EXERCISE.
If a line in the records below includes the word "true", count it, then give the total and nothing else.
————
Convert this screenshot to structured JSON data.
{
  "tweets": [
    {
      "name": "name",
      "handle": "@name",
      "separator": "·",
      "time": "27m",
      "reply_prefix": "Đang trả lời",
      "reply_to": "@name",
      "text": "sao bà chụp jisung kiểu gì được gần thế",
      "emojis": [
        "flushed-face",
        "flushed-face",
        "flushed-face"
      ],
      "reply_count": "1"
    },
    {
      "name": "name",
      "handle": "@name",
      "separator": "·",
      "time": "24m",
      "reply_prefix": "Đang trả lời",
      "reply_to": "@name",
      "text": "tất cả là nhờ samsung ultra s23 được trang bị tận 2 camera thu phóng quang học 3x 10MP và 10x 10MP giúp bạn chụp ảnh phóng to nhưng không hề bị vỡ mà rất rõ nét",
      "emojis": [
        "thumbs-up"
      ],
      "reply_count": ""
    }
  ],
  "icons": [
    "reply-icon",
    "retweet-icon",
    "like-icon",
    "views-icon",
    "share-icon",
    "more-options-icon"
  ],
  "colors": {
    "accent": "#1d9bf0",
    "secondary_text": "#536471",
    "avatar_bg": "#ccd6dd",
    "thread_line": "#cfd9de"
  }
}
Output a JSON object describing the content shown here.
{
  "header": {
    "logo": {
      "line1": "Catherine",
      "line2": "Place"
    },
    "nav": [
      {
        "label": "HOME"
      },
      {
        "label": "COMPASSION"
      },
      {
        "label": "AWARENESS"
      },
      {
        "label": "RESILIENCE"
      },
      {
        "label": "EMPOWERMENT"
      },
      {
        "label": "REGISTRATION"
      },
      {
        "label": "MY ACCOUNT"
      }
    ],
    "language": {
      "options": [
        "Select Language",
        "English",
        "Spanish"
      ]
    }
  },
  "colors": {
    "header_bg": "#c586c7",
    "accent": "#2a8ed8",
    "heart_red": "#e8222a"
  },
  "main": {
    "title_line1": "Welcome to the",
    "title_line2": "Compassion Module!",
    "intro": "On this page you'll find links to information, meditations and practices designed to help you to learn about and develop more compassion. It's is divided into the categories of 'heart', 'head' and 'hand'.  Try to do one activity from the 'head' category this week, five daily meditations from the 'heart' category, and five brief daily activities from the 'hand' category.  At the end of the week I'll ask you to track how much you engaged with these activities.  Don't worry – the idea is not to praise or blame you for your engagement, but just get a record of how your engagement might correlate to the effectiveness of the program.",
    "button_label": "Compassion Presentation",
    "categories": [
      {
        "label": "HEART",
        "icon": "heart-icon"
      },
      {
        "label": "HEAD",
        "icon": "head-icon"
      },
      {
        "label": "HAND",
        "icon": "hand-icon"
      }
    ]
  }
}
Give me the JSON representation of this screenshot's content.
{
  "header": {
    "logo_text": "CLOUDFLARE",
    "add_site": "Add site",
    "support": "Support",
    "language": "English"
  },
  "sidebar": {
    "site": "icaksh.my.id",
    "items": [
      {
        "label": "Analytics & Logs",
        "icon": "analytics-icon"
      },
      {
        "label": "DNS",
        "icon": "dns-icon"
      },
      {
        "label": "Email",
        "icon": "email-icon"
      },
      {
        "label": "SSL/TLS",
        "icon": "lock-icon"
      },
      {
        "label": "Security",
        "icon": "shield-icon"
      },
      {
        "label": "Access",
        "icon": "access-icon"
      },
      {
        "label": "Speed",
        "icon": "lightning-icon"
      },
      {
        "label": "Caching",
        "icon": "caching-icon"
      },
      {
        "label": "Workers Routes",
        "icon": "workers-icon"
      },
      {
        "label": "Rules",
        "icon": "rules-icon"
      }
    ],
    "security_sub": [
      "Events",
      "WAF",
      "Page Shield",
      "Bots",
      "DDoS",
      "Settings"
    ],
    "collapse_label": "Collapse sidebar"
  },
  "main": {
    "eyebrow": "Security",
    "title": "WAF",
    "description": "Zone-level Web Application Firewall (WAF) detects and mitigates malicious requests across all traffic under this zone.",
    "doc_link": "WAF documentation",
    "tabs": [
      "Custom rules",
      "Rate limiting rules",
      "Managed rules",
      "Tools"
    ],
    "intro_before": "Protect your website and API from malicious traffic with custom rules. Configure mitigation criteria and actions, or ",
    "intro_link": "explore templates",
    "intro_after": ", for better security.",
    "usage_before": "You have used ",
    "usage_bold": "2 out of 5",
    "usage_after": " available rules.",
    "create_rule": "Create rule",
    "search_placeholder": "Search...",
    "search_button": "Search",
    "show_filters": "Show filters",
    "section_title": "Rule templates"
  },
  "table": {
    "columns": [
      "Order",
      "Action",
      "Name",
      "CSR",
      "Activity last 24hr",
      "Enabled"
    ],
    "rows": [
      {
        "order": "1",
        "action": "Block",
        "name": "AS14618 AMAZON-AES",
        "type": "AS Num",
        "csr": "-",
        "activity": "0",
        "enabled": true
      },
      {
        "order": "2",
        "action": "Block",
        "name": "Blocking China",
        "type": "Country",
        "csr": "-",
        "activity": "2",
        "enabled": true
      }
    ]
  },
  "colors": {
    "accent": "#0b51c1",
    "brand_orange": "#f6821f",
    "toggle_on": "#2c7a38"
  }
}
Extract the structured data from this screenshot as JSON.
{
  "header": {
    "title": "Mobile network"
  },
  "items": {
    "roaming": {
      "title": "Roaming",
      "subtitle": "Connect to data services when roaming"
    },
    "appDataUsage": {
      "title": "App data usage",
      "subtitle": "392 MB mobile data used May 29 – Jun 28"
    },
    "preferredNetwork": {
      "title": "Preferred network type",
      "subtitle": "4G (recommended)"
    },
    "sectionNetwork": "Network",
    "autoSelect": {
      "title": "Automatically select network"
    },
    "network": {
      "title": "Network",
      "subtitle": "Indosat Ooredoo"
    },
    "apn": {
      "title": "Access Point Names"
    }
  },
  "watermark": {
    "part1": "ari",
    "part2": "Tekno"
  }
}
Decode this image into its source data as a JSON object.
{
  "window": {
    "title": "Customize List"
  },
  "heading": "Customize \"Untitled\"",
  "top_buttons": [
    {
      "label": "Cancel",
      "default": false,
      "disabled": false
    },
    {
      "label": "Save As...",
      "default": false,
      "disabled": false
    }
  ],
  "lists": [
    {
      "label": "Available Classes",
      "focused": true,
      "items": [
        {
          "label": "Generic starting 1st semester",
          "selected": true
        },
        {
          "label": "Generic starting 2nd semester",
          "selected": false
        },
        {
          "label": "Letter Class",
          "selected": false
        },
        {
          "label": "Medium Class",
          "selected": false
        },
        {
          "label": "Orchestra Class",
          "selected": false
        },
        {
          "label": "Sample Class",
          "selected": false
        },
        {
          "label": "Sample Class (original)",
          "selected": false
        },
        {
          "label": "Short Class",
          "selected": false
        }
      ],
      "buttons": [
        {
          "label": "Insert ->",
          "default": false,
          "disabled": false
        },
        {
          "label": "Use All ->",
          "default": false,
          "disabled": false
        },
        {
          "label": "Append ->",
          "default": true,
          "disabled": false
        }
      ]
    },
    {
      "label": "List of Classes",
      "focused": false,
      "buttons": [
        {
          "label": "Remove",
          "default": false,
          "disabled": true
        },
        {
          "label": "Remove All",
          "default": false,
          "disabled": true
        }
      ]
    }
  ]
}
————
ANSWER SPACE.
7